Long before things like germ theory or antibiotics were properly understood, it’s no surprise that ancient peoples had some pretty… inventive ways to keep themselves safe and healthy.
We’re not going to sugar-coat it: our ancestors were big into magic. Tattoos to protect women in childbirth, curse tablets, love spells – you name it, there was probably some disgusting recipe out there for a spell that could make it happen.
But a new report, from archaeologists working in the south-west of Turkey, has revealed an example of this ancient mysticism that’s pretty weird even for our cast-happy great-grandparents.
“Occasionally, the archaeological record allows us a glimpse beyond the mere material and into the mindset of people in the past,” the authors of the new paper explain. “A cremation burial from the eastern necropolis of Sagalassos, south-west Turkey, provides one such opportunity, documenting funerary practices that clearly deviate from other contemporaneous burials at the site.”
There have been thousands of ancient Roman burials excavated over the years – of which this is one, likely dating from the early imperial period of between about 25 BCE and 100 CE – and with that vast number comes a wide range of funerary practices and rites.
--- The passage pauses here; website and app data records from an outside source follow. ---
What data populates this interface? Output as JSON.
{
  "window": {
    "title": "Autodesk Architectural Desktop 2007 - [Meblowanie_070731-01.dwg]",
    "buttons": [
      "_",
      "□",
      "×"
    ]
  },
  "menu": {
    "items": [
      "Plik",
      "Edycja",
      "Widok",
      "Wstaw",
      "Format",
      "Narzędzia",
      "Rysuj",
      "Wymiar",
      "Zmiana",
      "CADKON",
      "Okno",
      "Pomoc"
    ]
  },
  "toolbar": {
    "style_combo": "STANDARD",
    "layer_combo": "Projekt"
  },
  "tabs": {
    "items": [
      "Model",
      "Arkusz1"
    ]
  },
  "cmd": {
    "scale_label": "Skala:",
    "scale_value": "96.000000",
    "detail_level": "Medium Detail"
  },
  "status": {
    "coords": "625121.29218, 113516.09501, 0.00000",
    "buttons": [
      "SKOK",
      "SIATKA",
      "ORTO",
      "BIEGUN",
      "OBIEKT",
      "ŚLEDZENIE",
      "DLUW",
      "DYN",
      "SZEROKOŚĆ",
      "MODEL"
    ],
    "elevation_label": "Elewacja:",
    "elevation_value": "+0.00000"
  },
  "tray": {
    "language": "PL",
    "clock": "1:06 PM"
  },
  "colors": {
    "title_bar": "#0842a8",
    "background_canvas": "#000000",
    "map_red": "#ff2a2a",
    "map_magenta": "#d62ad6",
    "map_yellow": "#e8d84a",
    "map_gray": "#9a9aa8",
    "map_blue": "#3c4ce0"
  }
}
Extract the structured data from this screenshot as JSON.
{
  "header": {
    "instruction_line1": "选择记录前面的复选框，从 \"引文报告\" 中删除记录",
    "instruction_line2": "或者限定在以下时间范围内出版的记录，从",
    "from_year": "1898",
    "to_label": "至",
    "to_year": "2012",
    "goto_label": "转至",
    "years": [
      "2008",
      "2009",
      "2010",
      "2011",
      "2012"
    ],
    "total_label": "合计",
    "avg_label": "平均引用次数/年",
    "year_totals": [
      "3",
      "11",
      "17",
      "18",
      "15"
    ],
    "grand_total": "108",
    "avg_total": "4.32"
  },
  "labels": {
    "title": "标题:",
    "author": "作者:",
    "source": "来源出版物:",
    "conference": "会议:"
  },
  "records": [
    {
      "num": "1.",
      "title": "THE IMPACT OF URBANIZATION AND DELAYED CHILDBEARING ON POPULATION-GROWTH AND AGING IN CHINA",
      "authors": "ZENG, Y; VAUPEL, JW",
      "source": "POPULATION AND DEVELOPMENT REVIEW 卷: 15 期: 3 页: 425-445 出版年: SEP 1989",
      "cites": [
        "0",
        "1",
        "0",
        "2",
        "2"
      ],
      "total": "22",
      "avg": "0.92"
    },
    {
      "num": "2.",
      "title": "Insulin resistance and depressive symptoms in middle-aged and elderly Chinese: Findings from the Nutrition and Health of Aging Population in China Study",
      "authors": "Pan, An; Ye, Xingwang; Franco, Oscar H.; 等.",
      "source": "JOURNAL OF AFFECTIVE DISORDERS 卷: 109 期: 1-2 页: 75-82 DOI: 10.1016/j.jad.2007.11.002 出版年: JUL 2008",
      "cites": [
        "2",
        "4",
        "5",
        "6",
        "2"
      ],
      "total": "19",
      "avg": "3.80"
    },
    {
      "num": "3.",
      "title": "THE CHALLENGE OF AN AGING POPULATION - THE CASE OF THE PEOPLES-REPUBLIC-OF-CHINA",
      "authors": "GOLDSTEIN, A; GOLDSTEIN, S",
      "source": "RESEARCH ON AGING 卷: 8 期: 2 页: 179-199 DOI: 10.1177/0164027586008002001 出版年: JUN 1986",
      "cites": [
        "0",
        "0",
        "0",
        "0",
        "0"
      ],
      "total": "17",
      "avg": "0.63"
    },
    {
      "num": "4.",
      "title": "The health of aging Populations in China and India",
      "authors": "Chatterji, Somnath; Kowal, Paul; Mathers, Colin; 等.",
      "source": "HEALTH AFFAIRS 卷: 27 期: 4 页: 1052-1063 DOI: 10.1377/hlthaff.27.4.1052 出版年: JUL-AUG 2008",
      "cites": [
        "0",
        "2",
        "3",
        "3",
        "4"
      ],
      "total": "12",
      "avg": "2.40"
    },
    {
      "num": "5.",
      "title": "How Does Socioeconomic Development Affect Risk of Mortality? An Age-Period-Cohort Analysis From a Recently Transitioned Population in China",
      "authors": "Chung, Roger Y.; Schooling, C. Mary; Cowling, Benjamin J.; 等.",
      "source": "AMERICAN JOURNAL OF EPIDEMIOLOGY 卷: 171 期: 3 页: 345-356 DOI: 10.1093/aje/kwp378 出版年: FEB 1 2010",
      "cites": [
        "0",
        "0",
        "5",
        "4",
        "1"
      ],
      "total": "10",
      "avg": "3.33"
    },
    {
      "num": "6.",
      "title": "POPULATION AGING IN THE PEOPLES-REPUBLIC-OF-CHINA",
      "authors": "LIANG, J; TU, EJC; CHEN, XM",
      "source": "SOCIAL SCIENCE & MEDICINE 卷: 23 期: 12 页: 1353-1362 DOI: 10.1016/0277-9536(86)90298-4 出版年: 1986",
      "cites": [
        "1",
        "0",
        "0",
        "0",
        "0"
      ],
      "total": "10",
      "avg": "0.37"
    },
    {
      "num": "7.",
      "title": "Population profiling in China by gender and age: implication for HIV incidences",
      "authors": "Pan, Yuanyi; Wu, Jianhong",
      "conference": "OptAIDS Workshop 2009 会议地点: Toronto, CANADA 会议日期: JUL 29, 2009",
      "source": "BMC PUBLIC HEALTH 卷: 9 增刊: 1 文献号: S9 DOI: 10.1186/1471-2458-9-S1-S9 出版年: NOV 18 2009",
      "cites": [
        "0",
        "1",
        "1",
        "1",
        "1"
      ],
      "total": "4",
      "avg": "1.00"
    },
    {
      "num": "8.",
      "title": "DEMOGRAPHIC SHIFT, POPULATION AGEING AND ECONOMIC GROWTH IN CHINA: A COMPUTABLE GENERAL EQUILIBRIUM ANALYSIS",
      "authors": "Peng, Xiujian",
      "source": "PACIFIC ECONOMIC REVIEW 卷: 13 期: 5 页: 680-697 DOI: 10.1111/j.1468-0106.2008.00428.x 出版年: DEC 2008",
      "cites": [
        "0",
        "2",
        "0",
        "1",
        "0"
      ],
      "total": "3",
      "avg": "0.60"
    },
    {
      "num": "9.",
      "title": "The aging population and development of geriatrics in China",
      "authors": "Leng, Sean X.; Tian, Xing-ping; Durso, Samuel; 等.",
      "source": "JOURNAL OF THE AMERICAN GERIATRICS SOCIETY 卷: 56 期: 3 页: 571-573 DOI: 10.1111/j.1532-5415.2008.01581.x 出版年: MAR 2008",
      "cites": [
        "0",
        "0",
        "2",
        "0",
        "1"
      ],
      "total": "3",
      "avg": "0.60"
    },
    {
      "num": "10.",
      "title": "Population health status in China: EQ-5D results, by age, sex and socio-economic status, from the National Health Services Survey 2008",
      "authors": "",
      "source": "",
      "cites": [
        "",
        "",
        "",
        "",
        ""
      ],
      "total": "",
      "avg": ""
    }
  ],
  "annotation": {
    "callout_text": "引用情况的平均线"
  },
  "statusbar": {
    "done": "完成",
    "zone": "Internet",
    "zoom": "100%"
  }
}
But this grave stands out: the cremated remains were buried rather than retrieved to be placed in a secondary location; they were surrounded with grave goods including intentionally bent nails; and finally, they were sealed into the earth beneath a covering of brick and lime.
None of these practices would necessarily be unusual on their own – but together, they make the grave particularly unusual, the researchers write.
“Following cremation, we observe a series of atypical interventions,” the paper explains. “The deposition of nails appears to form a magical barrier surrounding the remains of the funeral pyre. The conversion of the pyre site in the burial place, and the use of a brick/lime covering are also unique among the funerary practices at Sagalassos.”
But why would this grave in particular have warranted such peculiar treatment? According to the researchers, it might be an ancient form of that most badass of occupations: vampire hunting.
Well, kind of, at least. “The combination of nails and bricks designed to restrain the dead with the sealing effect of the lime strongly implies a fear of the restless dead,” they explain. “Regardless of whether the cause of death was traumatic, mysterious or potentially the result of a contagious illness or punishment, it appears to have left the dead intent on retaliation and the living fearful of the deceased's return.”
See, nails – whether real, imitation, or even bent and broken – were a common feature in ancient Roman graves, and usually for one of two reasons: either these functionally useless items were buried alongside the deceased to protect them in the afterlife – or else they were placed there to stop someone from coming back.
“These interpretations are not mutually exclusive,” the authors point out; “in both cases, nails are considered to possess the apotropaic power to protect the subject – be it the living, the dead, or both – from harm.”
And if you’re trying to keep the dead down, why stop at nails? Other excavations have found graves with heavy weights around the deceased, as well as curses to make “the earth rest heavily upon you”; still more have revealed graves in which the deceased has been decapitated, bound, or buried face down, all in an attempt to stop vengeful spirits from harming the living.
And with that in mind, the thick layer of tile and lime covering the grave becomes more noteworthy. “There is no indication that lime was used in an aesthetic manner, or to preserve the physical integrity of the remains,” the researchers write. “It seems probable that this use of lime was an additional intervention aimed at protecting the living from the possible malevolent effects of this particular funerary context.”
“It is the combined practices… within their specific historical and regional setting, that narrow down the possible interpretations,” they add. “Regardless of whether the cause of death was traumatic, mysterious or potentially the result of a contagious illness or punishment, it appears to have left the dead intent on retaliation and the living fearful of the deceased's return.”
So, is this the grave of Ancient Turkey’s answer to Count Dracula? Who knows – but the researchers hope that the sheer uniqueness of this bizarre and fearful burial might help break down some of the resistance towards the idea of magical beliefs in the archaeological community.
“We hope this example will contribute to the ongoing study of the materiality of magic, as well as the meaning of non-normative burials,” they write. “A strictly binary approach (normative vs non-normative) can impede an objective discussion… Extraordinary contexts, such as the cremation burial from Site F, have the potential to provide insight into the belief structures of past societies that may complement or confront our established views of the Roman past.”
The report can be found in the journal Antiquity.